Casco, 1949

Nov. 20, 2020

Casco, 1949

Photo of the Casco

Radio call sign: NICB

The Casco was named for a bay on the coast of Maine.

Builder: Puget Sound Naval Shipyard, Puget Sound, WA

Commissioned:  27 Dec 1941 (USN)
                        19 Apr 1949 (USCG)

Decommissioned: 21 Mar 1969; Transferred to USN; expended as a target


Length:  310' 6 3/4" oa; 299’ 11”bp

Navigation Draft:  13’1” max

Beam:  41’ max

Displacement:  2,528.72 fl

Main Engines:  Fairbanks-Morse, direct reversing diesels

SHP:  6,000

Performance, Maximum Sustained: 17.4 kts, 10,138-nautical mile range 
Performance, Economic: 12.4 kts, 20,000-nautical mile range

Complement:  10 officers, 3 warrants, 138 men

Electronics:       Radar: SPS-23, SPS-29B
                        Sonar: SQS-1

Armament: 1 x 5”/38; 1 x Mk 10-1 A/S projector; 

Class History:

The Casco class ships were built as small seaplane tenders by the US Navy. They were designed to operate out of small harbors and atolls and had a shallow draft.

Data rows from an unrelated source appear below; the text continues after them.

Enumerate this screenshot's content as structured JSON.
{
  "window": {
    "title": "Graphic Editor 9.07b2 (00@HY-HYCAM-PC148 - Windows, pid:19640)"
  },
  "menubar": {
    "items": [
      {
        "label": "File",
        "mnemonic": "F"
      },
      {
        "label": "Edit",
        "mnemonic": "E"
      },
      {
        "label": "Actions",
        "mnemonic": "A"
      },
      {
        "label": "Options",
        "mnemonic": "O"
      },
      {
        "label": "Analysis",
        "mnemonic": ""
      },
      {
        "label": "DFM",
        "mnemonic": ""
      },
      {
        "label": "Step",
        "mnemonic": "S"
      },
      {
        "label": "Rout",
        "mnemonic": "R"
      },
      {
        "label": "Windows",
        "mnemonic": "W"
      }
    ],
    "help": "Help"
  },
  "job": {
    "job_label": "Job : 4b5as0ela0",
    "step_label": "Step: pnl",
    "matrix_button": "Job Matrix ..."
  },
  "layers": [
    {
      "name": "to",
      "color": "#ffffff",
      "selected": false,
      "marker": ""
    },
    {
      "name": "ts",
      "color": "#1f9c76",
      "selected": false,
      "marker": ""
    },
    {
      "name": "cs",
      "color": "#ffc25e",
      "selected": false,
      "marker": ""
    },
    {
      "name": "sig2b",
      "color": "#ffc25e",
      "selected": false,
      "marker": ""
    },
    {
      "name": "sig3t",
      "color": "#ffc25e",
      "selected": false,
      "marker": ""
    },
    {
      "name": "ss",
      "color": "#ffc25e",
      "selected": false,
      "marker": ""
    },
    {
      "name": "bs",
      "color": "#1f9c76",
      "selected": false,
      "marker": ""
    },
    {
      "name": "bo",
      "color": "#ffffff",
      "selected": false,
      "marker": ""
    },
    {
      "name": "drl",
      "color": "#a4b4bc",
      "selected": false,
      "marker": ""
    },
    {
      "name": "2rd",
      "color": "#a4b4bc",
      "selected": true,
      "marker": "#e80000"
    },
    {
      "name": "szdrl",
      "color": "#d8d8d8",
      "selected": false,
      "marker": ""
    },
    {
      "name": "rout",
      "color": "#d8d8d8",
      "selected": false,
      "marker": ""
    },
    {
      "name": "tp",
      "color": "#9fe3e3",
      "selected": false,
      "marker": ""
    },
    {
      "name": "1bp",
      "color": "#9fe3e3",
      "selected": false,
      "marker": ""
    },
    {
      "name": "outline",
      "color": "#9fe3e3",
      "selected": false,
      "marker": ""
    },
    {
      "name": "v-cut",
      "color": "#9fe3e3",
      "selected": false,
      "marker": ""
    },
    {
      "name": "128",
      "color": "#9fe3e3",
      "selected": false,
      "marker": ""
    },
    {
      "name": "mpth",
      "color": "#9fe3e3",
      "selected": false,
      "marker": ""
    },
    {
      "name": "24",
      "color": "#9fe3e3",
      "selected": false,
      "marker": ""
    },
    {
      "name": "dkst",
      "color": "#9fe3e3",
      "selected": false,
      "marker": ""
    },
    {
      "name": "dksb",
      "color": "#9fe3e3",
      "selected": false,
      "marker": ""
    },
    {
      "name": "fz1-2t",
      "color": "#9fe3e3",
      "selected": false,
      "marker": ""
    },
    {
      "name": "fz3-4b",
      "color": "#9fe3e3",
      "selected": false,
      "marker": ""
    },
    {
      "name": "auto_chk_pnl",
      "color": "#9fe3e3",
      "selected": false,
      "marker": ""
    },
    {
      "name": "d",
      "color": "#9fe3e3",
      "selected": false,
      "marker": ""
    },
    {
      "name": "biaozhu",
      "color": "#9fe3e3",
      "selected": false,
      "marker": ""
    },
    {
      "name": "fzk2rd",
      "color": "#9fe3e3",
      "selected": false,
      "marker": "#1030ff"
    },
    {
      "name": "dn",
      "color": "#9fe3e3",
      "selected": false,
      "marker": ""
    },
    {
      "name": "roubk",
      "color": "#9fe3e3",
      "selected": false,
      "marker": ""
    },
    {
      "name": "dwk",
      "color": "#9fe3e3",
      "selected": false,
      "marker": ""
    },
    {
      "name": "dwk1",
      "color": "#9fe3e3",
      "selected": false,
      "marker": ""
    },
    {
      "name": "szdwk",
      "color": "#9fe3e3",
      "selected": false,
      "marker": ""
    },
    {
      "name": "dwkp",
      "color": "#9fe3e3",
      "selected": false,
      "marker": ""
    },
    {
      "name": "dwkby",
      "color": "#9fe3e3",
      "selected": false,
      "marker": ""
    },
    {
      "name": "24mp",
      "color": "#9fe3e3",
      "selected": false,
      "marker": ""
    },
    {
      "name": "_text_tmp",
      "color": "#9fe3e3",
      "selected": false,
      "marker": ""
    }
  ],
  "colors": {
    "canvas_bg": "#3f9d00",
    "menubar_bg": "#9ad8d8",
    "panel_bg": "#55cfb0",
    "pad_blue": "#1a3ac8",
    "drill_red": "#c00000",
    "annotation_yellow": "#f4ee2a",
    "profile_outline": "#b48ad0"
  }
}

The fact that the class was very seaworthy, had good habitability, and long range made them well suited to ocean-station duty.  In fact, an assessment made by the Coast Guard on the suitability of these vessels for Coast Guard service noted:

"The workmanship on the vessel is generally quite superior to that observed on other vessels constructed during the war.  The vessel has ample space for stores, living accommodations, ships, offices and recreational facilities.  The main engine system is excellent. . . .The performance of the vessel in moderate to heavy seas is definitely superior to that of any other cutter.  This vessel can be operated at higher speed without storm damage than other Coast Guard vessels."  [Memo, CDR W. C. Hogan, Commanding Officer, CGC MC CULLOCH to Commandant “SUBJ; CGC MC CULLOCH, Sutiability [sic] for use as CG Cutter.”, 12 February 1947; copy in 311-Class Cutter File, USCG Historian’s Office.] 

Once they were accepted into Coast Guard service, a number of changes were made in these ships to prepare them for ocean-station duty. A balloon shelter was added aft; there were spaces devoted to oceanographic equipment and a hydrographic winch as well as an oceanographic winch were added. 

See DANFS for naval service.

Cutter History:

The Casco was homeported in Boston, MA for the duration of her life in the Coast Guard. The cutter partook in ocean station, law enforcement, and search and rescue operations in the Atlantic Ocean.

On 22 August 1949, the Casco rescued the crew of F/V Magellan and saved the sinking vessel. On 23 January 1950, Casco towed the disabled F/V Wamsutta from 86 miles north of Nantucket to Boston. On 26 August 1950, Casco personnel medevaced a crewman from the Greek M/V Igor 360 miles northeast of Bermuda. On 24 November 1954, Casco towed the disabled F/V Sea Ranger

On 17 February 1956, the ship’s crew rescued 21 from a disabled USN seaplane that had ditched 100 miles south of Bermuda, and towed the plane to St. George’s Harbor, Bermuda. On 20 October 1958, a crewman from M/V Maye Lykes was medevaced. From 1 August to 19 August 1963, the Casco conducted oceanographic experiments between South America and Africa in cooperation with eastern universities and international agencies. The Casco helped fight the fire on Long Wharf, Boston, on 27 March 1968.

After her decommissioning and return to the Navy in 1969, she was struck from the Naval Register and expended as target.  


Photo of the Casco

Casco, circa 1952, no caption.


Photo of the Casco

Casco, circa 1969.  Coast Guard photo 1CGD-01-23-69 (01); original caption reads: "Escorted by a plane, the 311-foot U.S. Coast Guard Cutter CASCO departs her homeport at Boston, Mass., to make her last ocean station weather patrol in the North Atlantic."


Casco, Cutter Subject File, USCG Historian's Office

Dictionary of American Naval Fighting Ships, Vol. II (1963), pp. 45-46.

"Listings: AVP's"; compiled and written by LCDR J. P. Smith, USCGR, copy in 311’ Class Cutter File, USCG Historian’s Office.

Memo, CDR W. C. Hogan, Commanding Officer, CGC MC CULLOCH to Commandant “SUBJ; CGC MC CULLOCH, Sutiability [sic] for use as CG Cutter.”, 12 February 1947; copy in 311-Class Cutter File, USCG Historian’s Office. 

Robert Scheina, U.S. Coast Guard Cutters & Craft, 1946-1990 (Annapolis: Naval Institute Press, 1990), pp. 10-16.

Ship's Characteristics Card: USCGC Casco, 7 October 1964.